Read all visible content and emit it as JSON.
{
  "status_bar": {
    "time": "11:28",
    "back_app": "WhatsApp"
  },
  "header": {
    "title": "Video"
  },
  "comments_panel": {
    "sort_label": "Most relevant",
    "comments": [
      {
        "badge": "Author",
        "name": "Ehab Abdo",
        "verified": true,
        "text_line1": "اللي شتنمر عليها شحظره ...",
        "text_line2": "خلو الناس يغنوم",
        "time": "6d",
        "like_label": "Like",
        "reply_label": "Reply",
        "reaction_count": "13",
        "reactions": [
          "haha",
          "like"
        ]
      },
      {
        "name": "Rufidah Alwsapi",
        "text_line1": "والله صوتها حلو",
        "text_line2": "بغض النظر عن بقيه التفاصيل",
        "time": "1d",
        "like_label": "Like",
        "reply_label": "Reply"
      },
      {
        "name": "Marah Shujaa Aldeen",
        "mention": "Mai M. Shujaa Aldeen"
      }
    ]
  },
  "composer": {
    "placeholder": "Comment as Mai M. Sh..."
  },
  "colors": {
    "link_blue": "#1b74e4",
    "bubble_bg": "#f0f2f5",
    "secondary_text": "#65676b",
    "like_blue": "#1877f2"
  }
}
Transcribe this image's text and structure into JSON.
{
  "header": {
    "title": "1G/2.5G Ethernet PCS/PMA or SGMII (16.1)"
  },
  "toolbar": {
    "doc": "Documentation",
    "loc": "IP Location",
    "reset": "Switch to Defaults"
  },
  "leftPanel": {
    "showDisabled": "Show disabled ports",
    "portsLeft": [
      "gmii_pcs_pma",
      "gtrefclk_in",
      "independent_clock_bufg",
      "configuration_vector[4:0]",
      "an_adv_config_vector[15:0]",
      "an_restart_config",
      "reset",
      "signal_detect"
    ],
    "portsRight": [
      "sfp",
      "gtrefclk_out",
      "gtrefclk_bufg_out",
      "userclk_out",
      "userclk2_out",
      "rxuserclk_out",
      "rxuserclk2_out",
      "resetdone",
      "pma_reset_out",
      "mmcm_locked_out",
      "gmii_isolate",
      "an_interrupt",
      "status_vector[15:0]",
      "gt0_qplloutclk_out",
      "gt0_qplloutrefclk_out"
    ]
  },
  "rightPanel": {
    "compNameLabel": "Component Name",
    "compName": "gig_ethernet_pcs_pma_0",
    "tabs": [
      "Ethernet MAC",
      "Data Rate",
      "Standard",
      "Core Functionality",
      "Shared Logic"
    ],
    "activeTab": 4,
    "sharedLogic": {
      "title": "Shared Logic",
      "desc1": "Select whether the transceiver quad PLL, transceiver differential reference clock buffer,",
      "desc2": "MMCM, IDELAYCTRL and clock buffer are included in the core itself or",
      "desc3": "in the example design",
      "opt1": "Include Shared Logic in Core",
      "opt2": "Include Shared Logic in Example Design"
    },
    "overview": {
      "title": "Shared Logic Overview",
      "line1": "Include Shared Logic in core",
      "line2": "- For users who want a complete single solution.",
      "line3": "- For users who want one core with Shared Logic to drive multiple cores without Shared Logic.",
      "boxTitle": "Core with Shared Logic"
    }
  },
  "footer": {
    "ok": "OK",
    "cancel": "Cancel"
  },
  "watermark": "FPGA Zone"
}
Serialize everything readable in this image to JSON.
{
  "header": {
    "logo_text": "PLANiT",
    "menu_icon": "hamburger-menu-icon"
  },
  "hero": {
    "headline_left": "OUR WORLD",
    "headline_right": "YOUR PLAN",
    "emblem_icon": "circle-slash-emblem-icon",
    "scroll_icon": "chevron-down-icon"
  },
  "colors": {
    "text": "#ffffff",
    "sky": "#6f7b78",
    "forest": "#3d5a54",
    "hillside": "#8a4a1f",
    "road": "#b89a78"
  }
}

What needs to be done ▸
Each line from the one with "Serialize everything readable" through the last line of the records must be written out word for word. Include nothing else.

Task solution ▸
Serialize everything readable in this image to JSON.
{
  "header": {
    "logo_text": "PLANiT",
    "menu_icon": "hamburger-menu-icon"
  },
  "hero": {
    "headline_left": "OUR WORLD",
    "headline_right": "YOUR PLAN",
    "emblem_icon": "circle-slash-emblem-icon",
    "scroll_icon": "chevron-down-icon"
  },
  "colors": {
    "text": "#ffffff",
    "sky": "#6f7b78",
    "forest": "#3d5a54",
    "hillside": "#8a4a1f",
    "road": "#b89a78"
  }
}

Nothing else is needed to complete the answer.